The attacks began with authentication attempts to a MS-SQL server using known and common credentials. This credential-stuffing approach eventually led to a successful login with administrative privileges thrown in for good measure.
The attacker then configured server settings to allow a "smooth" and errorless attack flow. The attacker's servers were all running HTTP File Server (HFS) and serving files of different types.
Three major functional units were seen in the attack:
1. Port scanner known since 2014. It was used to detect MS-SQL servers by scanning IP addresses and checking whether typical MS-SQL ports were open. Scanning results were then fed to the brute-force module.
2. MS-SQL brute-force tool. The attacker attempted to login to each MS-SQL server using tens of thousands of common credentials. If the authentication succeeds then the server's address, username and password are saved to a file for future use.
3. Remote Code Executor. Carries out the breaching process through the use of a script and an executable.
The attack continues with a privilege escalation using the Apolmy exploit and it affects both Desktop and Server versions of Windows (XP to 8.1 and 2003 to 2012 R2, respectively). The executable used to do this will run any program with SYSTEM privileges. It copies the SYSTEM process access token to its own process. With that token, the exploiting process runs the payload with full control over the victim machine.
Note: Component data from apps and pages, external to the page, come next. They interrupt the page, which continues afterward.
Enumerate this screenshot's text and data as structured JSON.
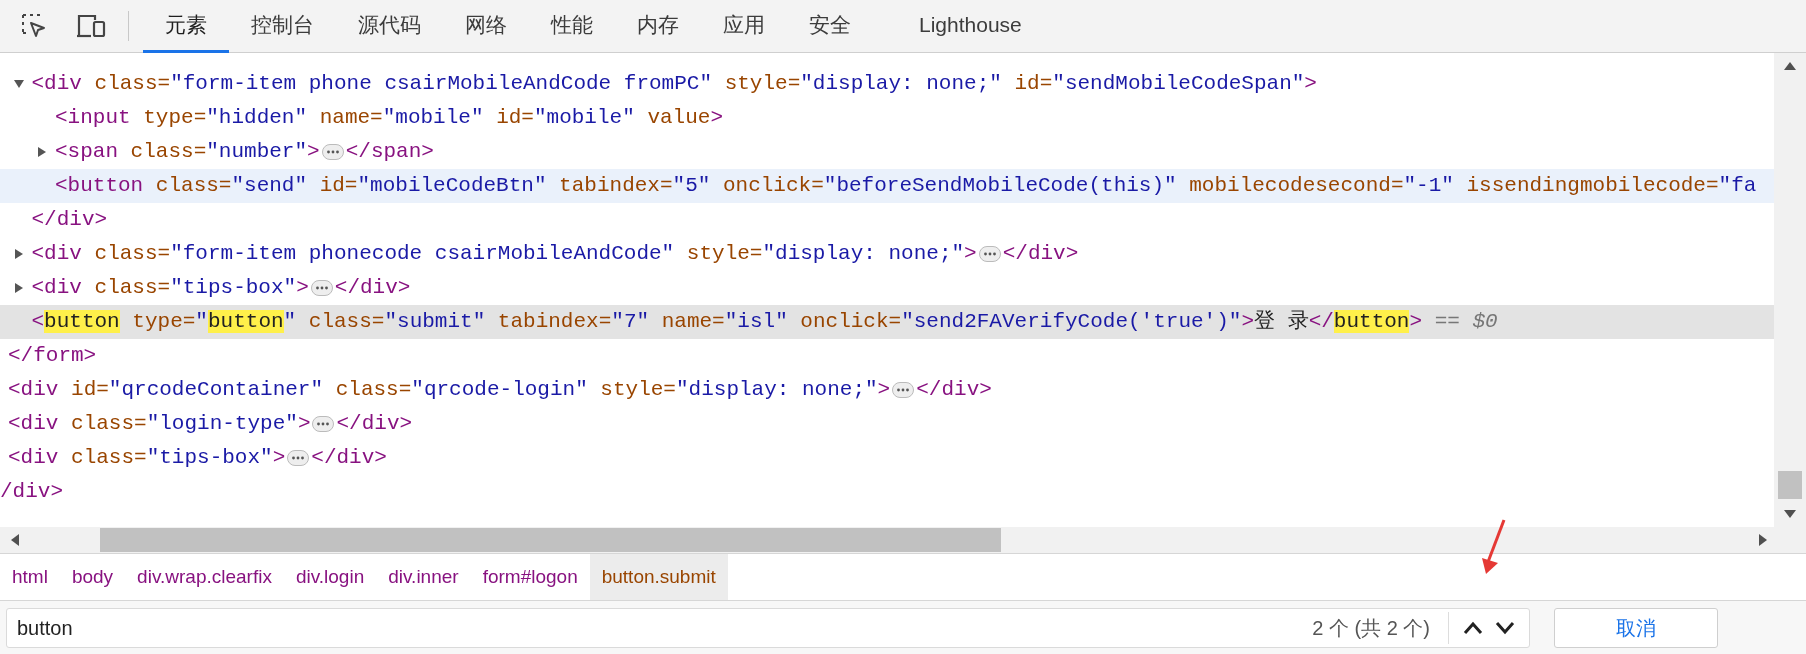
{
  "toolbar": {
    "tabs": [
      {
        "label": "元素",
        "selected": true
      },
      {
        "label": "控制台",
        "selected": false
      },
      {
        "label": "源代码",
        "selected": false
      },
      {
        "label": "网络",
        "selected": false
      },
      {
        "label": "性能",
        "selected": false
      },
      {
        "label": "内存",
        "selected": false
      },
      {
        "label": "应用",
        "selected": false
      },
      {
        "label": "安全",
        "selected": false
      },
      {
        "label": "Lighthouse",
        "selected": false
      }
    ]
  },
  "dom_tree": {
    "nodes": [
      {
        "close": [
          {
            "kind": "tag",
            "text": "</form>"
          }
        ],
        "children": [
          {
            "selected": false,
            "hovered": false,
            "expanded": true,
            "line": [
              {
                "kind": "tag",
                "text": "<div"
              },
              {
                "kind": "attr",
                "text": " class="
              },
              {
                "kind": "value",
                "text": "\"form-item phone csairMobileAndCode fromPC\""
              },
              {
                "kind": "attr",
                "text": " style="
              },
              {
                "kind": "value",
                "text": "\"display: none;\""
              },
              {
                "kind": "attr",
                "text": " id="
              },
              {
                "kind": "value",
                "text": "\"sendMobileCodeSpan\""
              },
              {
                "kind": "tag",
                "text": ">"
              }
            ],
            "close": [
              {
                "kind": "tag",
                "text": "</div>"
              }
            ],
            "children": [
              {
                "selected": false,
                "hovered": false,
                "line": [
                  {
                    "kind": "tag",
                    "text": "<input"
                  },
                  {
                    "kind": "attr",
                    "text": " type="
                  },
                  {
                    "kind": "value",
                    "text": "\"hidden\""
                  },
                  {
                    "kind": "attr",
                    "text": " name="
                  },
                  {
                    "kind": "value",
                    "text": "\"mobile\""
                  },
                  {
                    "kind": "attr",
                    "text": " id="
                  },
                  {
                    "kind": "value",
                    "text": "\"mobile\""
                  },
                  {
                    "kind": "attr",
                    "text": " value"
                  },
                  {
                    "kind": "tag",
                    "text": ">"
                  }
                ]
              },
              {
                "selected": false,
                "hovered": false,
                "expanded": false,
                "line": [
                  {
                    "kind": "tag",
                    "text": "<span"
                  },
                  {
                    "kind": "attr",
                    "text": " class="
                  },
                  {
                    "kind": "value",
                    "text": "\"number\""
                  },
                  {
                    "kind": "tag",
                    "text": ">"
                  },
                  {
                    "kind": "ellipsis"
                  },
                  {
                    "kind": "tag",
                    "text": "</span>"
                  }
                ]
              },
              {
                "selected": false,
                "hovered": true,
                "line": [
                  {
                    "kind": "tag",
                    "text": "<button"
                  },
                  {
                    "kind": "attr",
                    "text": " class="
                  },
                  {
                    "kind": "value",
                    "text": "\"send\""
                  },
                  {
                    "kind": "attr",
                    "text": " id="
                  },
                  {
                    "kind": "value",
                    "text": "\"mobileCodeBtn\""
                  },
                  {
                    "kind": "attr",
                    "text": " tabindex="
                  },
                  {
                    "kind": "value",
                    "text": "\"5\""
                  },
                  {
                    "kind": "attr",
                    "text": " onclick="
                  },
                  {
                    "kind": "value",
                    "text": "\"beforeSendMobileCode(this)\""
                  },
                  {
                    "kind": "attr",
                    "text": " mobilecodesecond="
                  },
                  {
                    "kind": "value",
                    "text": "\"-1\""
                  },
                  {
                    "kind": "attr",
                    "text": " issendingmobilecode="
                  },
                  {
                    "kind": "value",
                    "text": "\"fa"
                  }
                ]
              }
            ]
          },
          {
            "selected": false,
            "hovered": false,
            "expanded": false,
            "line": [
              {
                "kind": "tag",
                "text": "<div"
              },
              {
                "kind": "attr",
                "text": " class="
              },
              {
                "kind": "value",
                "text": "\"form-item phonecode csairMobileAndCode\""
              },
              {
                "kind": "attr",
                "text": " style="
              },
              {
                "kind": "value",
                "text": "\"display: none;\""
              },
              {
                "kind": "tag",
                "text": ">"
              },
              {
                "kind": "ellipsis"
              },
              {
                "kind": "tag",
                "text": "</div>"
              }
            ]
          },
          {
            "selected": false,
            "hovered": false,
            "expanded": false,
            "line": [
              {
                "kind": "tag",
                "text": "<div"
              },
              {
                "kind": "attr",
                "text": " class="
              },
              {
                "kind": "value",
                "text": "\"tips-box\""
              },
              {
                "kind": "tag",
                "text": ">"
              },
              {
                "kind": "ellipsis"
              },
              {
                "kind": "tag",
                "text": "</div>"
              }
            ]
          },
          {
            "selected": true,
            "hovered": false,
            "line": [
              {
                "kind": "tag",
                "text": "<"
              },
              {
                "kind": "match",
                "text": "button"
              },
              {
                "kind": "attr",
                "text": " type="
              },
              {
                "kind": "value",
                "text": "\""
              },
              {
                "kind": "match",
                "text": "button"
              },
              {
                "kind": "value",
                "text": "\""
              },
              {
                "kind": "attr",
                "text": " class="
              },
              {
                "kind": "value",
                "text": "\"submit\""
              },
              {
                "kind": "attr",
                "text": " tabindex="
              },
              {
                "kind": "value",
                "text": "\"7\""
              },
              {
                "kind": "attr",
                "text": " name="
              },
              {
                "kind": "value",
                "text": "\"isl\""
              },
              {
                "kind": "attr",
                "text": " onclick="
              },
              {
                "kind": "value",
                "text": "\"send2FAVerifyCode('true')\""
              },
              {
                "kind": "tag",
                "text": ">"
              },
              {
                "kind": "text",
                "text": "登 录"
              },
              {
                "kind": "tag",
                "text": "</"
              },
              {
                "kind": "match",
                "text": "button"
              },
              {
                "kind": "tag",
                "text": ">"
              },
              {
                "kind": "console",
                "text": " == $0"
              }
            ]
          }
        ]
      },
      {
        "selected": false,
        "hovered": false,
        "line": [
          {
            "kind": "tag",
            "text": "<div"
          },
          {
            "kind": "attr",
            "text": " id="
          },
          {
            "kind": "value",
            "text": "\"qrcodeContainer\""
          },
          {
            "kind": "attr",
            "text": " class="
          },
          {
            "kind": "value",
            "text": "\"qrcode-login\""
          },
          {
            "kind": "attr",
            "text": " style="
          },
          {
            "kind": "value",
            "text": "\"display: none;\""
          },
          {
            "kind": "tag",
            "text": ">"
          },
          {
            "kind": "ellipsis"
          },
          {
            "kind": "tag",
            "text": "</div>"
          }
        ]
      },
      {
        "selected": false,
        "hovered": false,
        "line": [
          {
            "kind": "tag",
            "text": "<div"
          },
          {
            "kind": "attr",
            "text": " class="
          },
          {
            "kind": "value",
            "text": "\"login-type\""
          },
          {
            "kind": "tag",
            "text": ">"
          },
          {
            "kind": "ellipsis"
          },
          {
            "kind": "tag",
            "text": "</div>"
          }
        ]
      },
      {
        "selected": false,
        "hovered": false,
        "line": [
          {
            "kind": "tag",
            "text": "<div"
          },
          {
            "kind": "attr",
            "text": " class="
          },
          {
            "kind": "value",
            "text": "\"tips-box\""
          },
          {
            "kind": "tag",
            "text": ">"
          },
          {
            "kind": "ellipsis"
          },
          {
            "kind": "tag",
            "text": "</div>"
          }
        ]
      }
    ],
    "outer_close": [
      {
        "kind": "tag",
        "text": "/div>"
      }
    ]
  },
  "breadcrumbs": [
    {
      "label": "html",
      "selected": false
    },
    {
      "label": "body",
      "selected": false
    },
    {
      "label": "div.wrap.clearfix",
      "selected": false
    },
    {
      "label": "div.login",
      "selected": false
    },
    {
      "label": "div.inner",
      "selected": false
    },
    {
      "label": "form#logon",
      "selected": false
    },
    {
      "label": "button.submit",
      "selected": true
    }
  ],
  "search": {
    "value": "button",
    "count": "2 个 (共 2 个)",
    "cancel": "取消"
  }
}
Another exploit using SetDebugPriviege has also been seen in use.
The attack goes out and gets a payload a wrapper which has several functionalities:
- Execute the crypto-currency miner;
- Create persistency by writing registry run-keys;
- Protect the miner process from termination using a kernel-mode rootkit;
- Ensure the miner's continuous execution using a watchdog mechanism. Unlike many other malicious drivers, the driver for it is protected and obfuscated.
It creates a device named SA6482, allowing processes to communicate with it. The device receives process IDs (PIDs) meant to be protected -- in this case, the miner PID.
This kernel-leveraging driver has been previously seen used in a past Chinese APT to target various companies. Other tools used in the attacks suggest that they were originally APT-level hacks that have now been used for non-state sponsored efforts -- sort of like a Chinese Shadow Brokers situation.
Guardicore thinks that because of various typos and mistakes made in the attack that this was not a thoroughly tested operation. But it shows that common passwords still comprise the weakest link in today's attack flows.
— Larry Loeb has written for many of the last century's major "dead tree" computer magazines, having been, among other things, a consulting editor for BYTE magazine and senior editor for the launch of WebWeek.